#### YOUR INSTRUCTIONS:
Check each line of the material below, and copy it if it holds the string "recursos".

#### RECORDED DATA:
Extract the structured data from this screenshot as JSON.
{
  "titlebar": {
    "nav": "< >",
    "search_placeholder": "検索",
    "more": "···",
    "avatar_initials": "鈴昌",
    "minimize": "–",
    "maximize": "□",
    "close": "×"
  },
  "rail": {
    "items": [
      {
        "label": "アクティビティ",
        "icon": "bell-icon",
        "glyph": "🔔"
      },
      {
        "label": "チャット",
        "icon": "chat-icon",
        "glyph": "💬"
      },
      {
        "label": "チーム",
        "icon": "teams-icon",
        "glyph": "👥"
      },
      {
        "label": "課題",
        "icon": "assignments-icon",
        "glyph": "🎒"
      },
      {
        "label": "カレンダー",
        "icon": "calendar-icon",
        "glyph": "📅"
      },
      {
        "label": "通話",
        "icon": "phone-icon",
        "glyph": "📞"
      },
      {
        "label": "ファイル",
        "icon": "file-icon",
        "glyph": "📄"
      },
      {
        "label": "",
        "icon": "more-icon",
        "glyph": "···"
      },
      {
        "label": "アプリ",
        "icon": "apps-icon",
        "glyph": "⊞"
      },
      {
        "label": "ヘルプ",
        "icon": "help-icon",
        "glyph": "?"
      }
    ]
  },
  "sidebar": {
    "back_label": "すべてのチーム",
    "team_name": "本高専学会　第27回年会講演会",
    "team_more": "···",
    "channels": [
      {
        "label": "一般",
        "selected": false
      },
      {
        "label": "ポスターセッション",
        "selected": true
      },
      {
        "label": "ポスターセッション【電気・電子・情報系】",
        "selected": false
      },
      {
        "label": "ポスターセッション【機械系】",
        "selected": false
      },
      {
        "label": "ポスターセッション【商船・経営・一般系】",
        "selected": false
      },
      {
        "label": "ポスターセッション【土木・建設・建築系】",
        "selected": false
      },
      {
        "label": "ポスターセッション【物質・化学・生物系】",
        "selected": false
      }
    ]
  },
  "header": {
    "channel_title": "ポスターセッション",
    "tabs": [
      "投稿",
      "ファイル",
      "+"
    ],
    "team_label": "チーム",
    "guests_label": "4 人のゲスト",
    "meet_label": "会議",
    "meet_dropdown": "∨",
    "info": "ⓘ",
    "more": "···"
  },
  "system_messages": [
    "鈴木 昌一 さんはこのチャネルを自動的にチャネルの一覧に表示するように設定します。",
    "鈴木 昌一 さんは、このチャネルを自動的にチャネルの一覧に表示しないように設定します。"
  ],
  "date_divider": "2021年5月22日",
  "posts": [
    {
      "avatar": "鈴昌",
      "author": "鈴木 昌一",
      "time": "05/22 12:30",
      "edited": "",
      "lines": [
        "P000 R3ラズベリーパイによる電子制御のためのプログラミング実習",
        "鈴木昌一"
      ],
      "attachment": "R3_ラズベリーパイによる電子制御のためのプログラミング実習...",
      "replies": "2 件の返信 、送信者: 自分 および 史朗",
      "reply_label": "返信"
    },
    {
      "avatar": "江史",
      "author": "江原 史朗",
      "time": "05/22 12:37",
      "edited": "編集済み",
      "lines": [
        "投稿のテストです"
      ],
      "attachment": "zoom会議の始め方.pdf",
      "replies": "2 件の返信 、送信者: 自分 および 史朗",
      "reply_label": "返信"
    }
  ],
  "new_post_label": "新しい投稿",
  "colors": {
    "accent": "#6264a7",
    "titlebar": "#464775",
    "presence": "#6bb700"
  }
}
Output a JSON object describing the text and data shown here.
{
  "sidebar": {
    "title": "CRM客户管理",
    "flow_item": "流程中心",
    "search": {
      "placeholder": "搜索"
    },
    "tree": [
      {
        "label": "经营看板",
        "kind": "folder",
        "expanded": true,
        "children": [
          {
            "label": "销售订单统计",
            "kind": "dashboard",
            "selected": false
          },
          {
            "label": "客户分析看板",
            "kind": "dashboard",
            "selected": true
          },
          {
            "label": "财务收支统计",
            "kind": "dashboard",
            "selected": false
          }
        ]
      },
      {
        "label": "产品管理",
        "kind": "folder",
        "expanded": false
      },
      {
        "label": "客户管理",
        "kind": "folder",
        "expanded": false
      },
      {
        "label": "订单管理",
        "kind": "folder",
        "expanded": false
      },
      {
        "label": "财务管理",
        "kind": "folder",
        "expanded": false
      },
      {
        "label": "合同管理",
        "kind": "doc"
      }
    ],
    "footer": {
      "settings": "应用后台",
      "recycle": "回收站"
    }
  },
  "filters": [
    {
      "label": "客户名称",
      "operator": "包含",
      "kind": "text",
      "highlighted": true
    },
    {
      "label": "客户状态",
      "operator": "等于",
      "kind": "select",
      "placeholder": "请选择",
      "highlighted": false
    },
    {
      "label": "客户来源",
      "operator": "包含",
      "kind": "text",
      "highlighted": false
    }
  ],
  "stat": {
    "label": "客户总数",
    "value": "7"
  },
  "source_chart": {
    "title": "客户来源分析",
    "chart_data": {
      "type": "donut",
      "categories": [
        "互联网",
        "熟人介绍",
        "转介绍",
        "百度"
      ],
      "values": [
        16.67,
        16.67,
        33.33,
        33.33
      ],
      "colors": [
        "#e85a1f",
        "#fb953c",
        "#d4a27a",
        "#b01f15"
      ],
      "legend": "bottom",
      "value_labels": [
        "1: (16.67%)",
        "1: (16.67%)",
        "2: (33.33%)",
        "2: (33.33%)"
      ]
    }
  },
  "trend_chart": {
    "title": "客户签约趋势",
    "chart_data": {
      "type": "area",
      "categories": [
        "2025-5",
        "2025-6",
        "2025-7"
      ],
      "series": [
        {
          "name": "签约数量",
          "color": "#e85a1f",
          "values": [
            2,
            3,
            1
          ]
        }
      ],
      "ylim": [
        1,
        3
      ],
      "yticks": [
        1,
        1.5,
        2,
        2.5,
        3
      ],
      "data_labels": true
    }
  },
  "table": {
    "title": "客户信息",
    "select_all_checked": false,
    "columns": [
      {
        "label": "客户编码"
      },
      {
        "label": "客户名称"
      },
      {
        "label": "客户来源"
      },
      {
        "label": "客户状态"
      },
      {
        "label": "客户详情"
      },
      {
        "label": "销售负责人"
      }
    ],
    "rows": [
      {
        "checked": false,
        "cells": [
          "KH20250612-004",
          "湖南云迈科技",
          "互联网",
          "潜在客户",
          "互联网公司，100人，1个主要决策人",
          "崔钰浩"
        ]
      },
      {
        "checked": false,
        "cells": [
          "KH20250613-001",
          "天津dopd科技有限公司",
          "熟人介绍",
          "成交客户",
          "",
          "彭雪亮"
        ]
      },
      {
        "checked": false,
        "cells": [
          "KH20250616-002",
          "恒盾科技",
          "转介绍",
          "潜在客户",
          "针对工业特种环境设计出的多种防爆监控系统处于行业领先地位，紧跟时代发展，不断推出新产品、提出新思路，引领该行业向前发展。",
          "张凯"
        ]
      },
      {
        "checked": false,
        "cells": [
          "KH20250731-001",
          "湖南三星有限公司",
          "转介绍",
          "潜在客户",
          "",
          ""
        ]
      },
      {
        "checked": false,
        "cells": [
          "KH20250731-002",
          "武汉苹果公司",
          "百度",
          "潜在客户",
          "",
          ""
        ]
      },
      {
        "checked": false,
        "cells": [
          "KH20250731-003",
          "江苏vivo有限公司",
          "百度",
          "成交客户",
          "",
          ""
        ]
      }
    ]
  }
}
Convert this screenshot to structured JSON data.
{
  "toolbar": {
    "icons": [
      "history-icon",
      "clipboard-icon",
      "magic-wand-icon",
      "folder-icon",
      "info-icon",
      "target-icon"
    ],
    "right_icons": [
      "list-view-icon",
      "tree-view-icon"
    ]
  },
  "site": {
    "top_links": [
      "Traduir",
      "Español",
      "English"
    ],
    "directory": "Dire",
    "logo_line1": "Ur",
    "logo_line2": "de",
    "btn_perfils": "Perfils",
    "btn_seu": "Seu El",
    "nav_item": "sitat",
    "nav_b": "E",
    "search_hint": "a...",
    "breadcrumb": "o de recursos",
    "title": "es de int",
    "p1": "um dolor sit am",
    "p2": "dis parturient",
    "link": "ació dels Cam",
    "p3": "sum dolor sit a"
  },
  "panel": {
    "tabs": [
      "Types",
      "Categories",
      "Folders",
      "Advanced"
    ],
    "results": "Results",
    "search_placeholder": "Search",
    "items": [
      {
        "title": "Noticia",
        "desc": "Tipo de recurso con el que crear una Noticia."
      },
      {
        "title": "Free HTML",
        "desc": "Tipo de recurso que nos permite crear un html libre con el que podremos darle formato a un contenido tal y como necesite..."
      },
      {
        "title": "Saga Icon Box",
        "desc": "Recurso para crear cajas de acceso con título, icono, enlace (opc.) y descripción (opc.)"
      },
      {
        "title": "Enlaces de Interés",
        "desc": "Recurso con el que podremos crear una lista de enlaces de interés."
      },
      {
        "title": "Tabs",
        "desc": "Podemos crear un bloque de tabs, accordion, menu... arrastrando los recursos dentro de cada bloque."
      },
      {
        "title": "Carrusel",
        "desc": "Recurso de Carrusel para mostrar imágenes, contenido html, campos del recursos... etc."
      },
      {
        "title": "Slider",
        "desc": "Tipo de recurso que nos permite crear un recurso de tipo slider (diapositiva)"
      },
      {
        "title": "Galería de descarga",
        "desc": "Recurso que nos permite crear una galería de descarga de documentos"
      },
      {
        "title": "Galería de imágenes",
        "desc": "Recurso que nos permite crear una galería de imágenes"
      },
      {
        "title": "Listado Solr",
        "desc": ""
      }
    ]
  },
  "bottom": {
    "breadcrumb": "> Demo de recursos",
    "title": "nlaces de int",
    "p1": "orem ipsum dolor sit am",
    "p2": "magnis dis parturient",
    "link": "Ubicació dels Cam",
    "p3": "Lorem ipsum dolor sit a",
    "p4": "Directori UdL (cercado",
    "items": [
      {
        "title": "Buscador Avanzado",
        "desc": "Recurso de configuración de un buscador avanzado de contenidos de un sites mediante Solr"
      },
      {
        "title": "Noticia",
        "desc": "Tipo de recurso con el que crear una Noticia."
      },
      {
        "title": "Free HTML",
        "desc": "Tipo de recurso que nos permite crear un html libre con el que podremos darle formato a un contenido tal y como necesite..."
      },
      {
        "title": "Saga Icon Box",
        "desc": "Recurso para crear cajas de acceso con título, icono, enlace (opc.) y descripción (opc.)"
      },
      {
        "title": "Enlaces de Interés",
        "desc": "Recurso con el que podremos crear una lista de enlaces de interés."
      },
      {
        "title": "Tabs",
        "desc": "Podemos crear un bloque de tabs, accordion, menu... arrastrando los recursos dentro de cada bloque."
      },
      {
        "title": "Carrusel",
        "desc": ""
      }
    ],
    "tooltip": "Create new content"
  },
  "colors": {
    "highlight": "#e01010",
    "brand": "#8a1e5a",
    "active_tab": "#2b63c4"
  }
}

#### REPLY:
    "breadcrumb": "o de recursos",
        "desc": "Podemos crear un bloque de tabs, accordion, menu... arrastrando los recursos dentro de cada bloque."
        "desc": "Recurso de Carrusel para mostrar imágenes, contenido html, campos del recursos... etc."
    "breadcrumb": "> Demo de recursos",
        "desc": "Podemos crear un bloque de tabs, accordion, menu... arrastrando los recursos dentro de cada bloque."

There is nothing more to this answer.